• Work order: Images are to be left out; everything else in the listing should be repeated exactly.

------------------------------------------------

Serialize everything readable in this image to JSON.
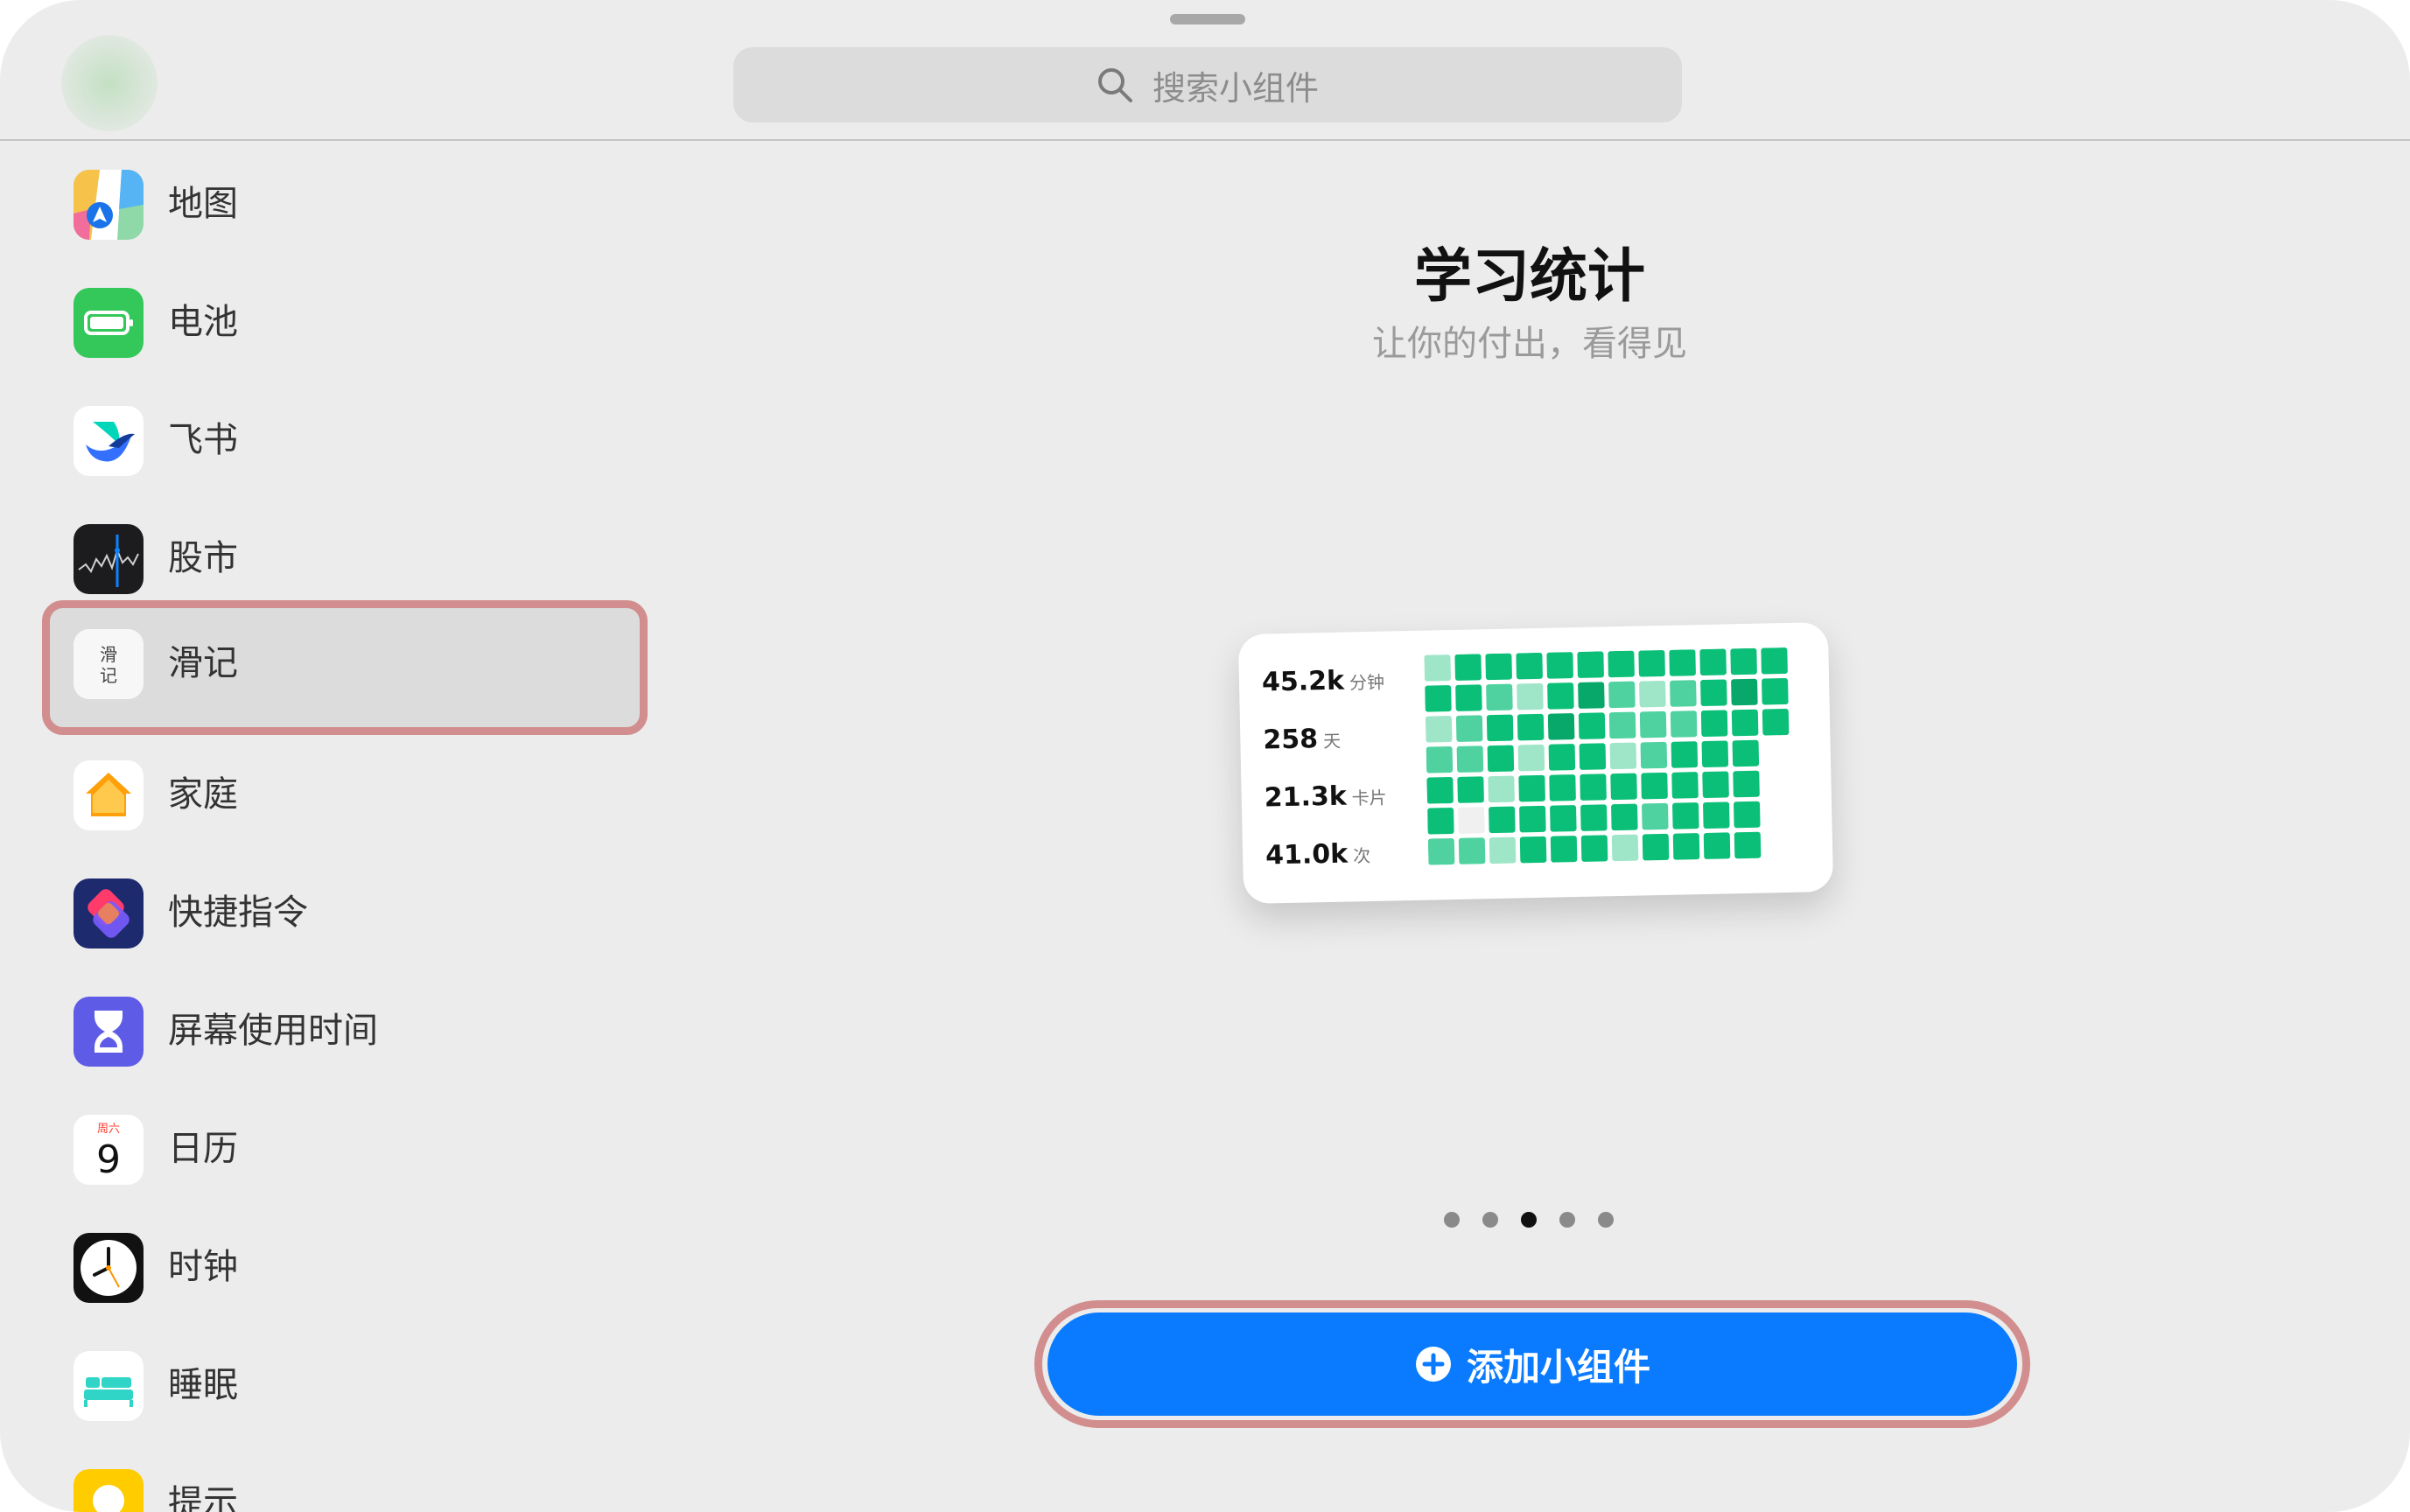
{
  "search": {
    "placeholder": "搜索小组件"
  },
  "sidebar": {
    "items": [
      {
        "label": "地图",
        "icon": "maps-icon"
      },
      {
        "label": "电池",
        "icon": "battery-icon"
      },
      {
        "label": "飞书",
        "icon": "feishu-icon"
      },
      {
        "label": "股市",
        "icon": "stocks-icon"
      },
      {
        "label": "滑记",
        "icon": "huaji-icon",
        "icon_text_line1": "滑",
        "icon_text_line2": "记",
        "selected": true
      },
      {
        "label": "家庭",
        "icon": "home-icon"
      },
      {
        "label": "快捷指令",
        "icon": "shortcuts-icon"
      },
      {
        "label": "屏幕使用时间",
        "icon": "screen-time-icon"
      },
      {
        "label": "日历",
        "icon": "calendar-icon",
        "icon_weekday": "周六",
        "icon_day": "9"
      },
      {
        "label": "时钟",
        "icon": "clock-icon"
      },
      {
        "label": "睡眠",
        "icon": "sleep-icon"
      },
      {
        "label": "提示",
        "icon": "tips-icon"
      }
    ]
  },
  "widget_preview": {
    "title": "学习统计",
    "subtitle": "让你的付出，看得见",
    "stats": [
      {
        "value": "45.2k",
        "unit": "分钟"
      },
      {
        "value": "258",
        "unit": "天"
      },
      {
        "value": "21.3k",
        "unit": "卡片"
      },
      {
        "value": "41.0k",
        "unit": "次"
      }
    ],
    "heatmap": {
      "rows": 7,
      "cols": 12,
      "levels": [
        [
          1,
          3,
          3,
          3,
          3,
          3,
          3,
          3,
          3,
          3,
          3,
          3
        ],
        [
          3,
          3,
          2,
          1,
          3,
          4,
          2,
          1,
          2,
          3,
          4,
          3
        ],
        [
          1,
          2,
          3,
          3,
          4,
          3,
          2,
          2,
          2,
          3,
          3,
          3
        ],
        [
          2,
          2,
          3,
          1,
          3,
          3,
          1,
          2,
          3,
          3,
          3,
          0
        ],
        [
          3,
          3,
          1,
          3,
          3,
          3,
          3,
          3,
          3,
          3,
          3,
          0
        ],
        [
          3,
          0,
          3,
          3,
          3,
          3,
          3,
          2,
          3,
          3,
          3,
          0
        ],
        [
          2,
          2,
          1,
          3,
          3,
          3,
          1,
          3,
          3,
          3,
          3,
          0
        ]
      ],
      "colors": [
        "#f0f0f0",
        "#9fe6c8",
        "#4fd2a0",
        "#0cbf78",
        "#08a86a"
      ]
    }
  },
  "pager": {
    "count": 5,
    "active_index": 2
  },
  "add_button": {
    "label": "添加小组件"
  },
  "colors": {
    "accent": "#0a7bff",
    "highlight": "#d28e8e",
    "background": "#ececec"
  }
}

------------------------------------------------

• Answer space:
Serialize everything readable in this image to JSON.
{
  "search": {
    "placeholder": "搜索小组件"
  },
  "sidebar": {
    "items": [
      {
        "label": "地图",
        "icon": "maps-icon"
      },
      {
        "label": "电池",
        "icon": "battery-icon"
      },
      {
        "label": "飞书",
        "icon": "feishu-icon"
      },
      {
        "label": "股市",
        "icon": "stocks-icon"
      },
      {
        "label": "滑记",
        "icon": "huaji-icon",
        "icon_text_line1": "滑",
        "icon_text_line2": "记",
        "selected": true
      },
      {
        "label": "家庭",
        "icon": "home-icon"
      },
      {
        "label": "快捷指令",
        "icon": "shortcuts-icon"
      },
      {
        "label": "屏幕使用时间",
        "icon": "screen-time-icon"
      },
      {
        "label": "日历",
        "icon": "calendar-icon",
        "icon_weekday": "周六",
        "icon_day": "9"
      },
      {
        "label": "时钟",
        "icon": "clock-icon"
      },
      {
        "label": "睡眠",
        "icon": "sleep-icon"
      },
      {
        "label": "提示",
        "icon": "tips-icon"
      }
    ]
  },
  "widget_preview": {
    "title": "学习统计",
    "subtitle": "让你的付出，看得见",
    "stats": [
      {
        "value": "45.2k",
        "unit": "分钟"
      },
      {
        "value": "258",
        "unit": "天"
      },
      {
        "value": "21.3k",
        "unit": "卡片"
      },
      {
        "value": "41.0k",
        "unit": "次"
      }
    ],
    "heatmap": {
      "rows": 7,
      "cols": 12,
      "levels": [
        [
          1,
          3,
          3,
          3,
          3,
          3,
          3,
          3,
          3,
          3,
          3,
          3
        ],
        [
          3,
          3,
          2,
          1,
          3,
          4,
          2,
          1,
          2,
          3,
          4,
          3
        ],
        [
          1,
          2,
          3,
          3,
          4,
          3,
          2,
          2,
          2,
          3,
          3,
          3
        ],
        [
          2,
          2,
          3,
          1,
          3,
          3,
          1,
          2,
          3,
          3,
          3,
          0
        ],
        [
          3,
          3,
          1,
          3,
          3,
          3,
          3,
          3,
          3,
          3,
          3,
          0
        ],
        [
          3,
          0,
          3,
          3,
          3,
          3,
          3,
          2,
          3,
          3,
          3,
          0
        ],
        [
          2,
          2,
          1,
          3,
          3,
          3,
          1,
          3,
          3,
          3,
          3,
          0
        ]
      ],
      "colors": [
        "#f0f0f0",
        "#9fe6c8",
        "#4fd2a0",
        "#0cbf78",
        "#08a86a"
      ]
    }
  },
  "pager": {
    "count": 5,
    "active_index": 2
  },
  "add_button": {
    "label": "添加小组件"
  },
  "colors": {
    "accent": "#0a7bff",
    "highlight": "#d28e8e",
    "background": "#ececec"
  }
}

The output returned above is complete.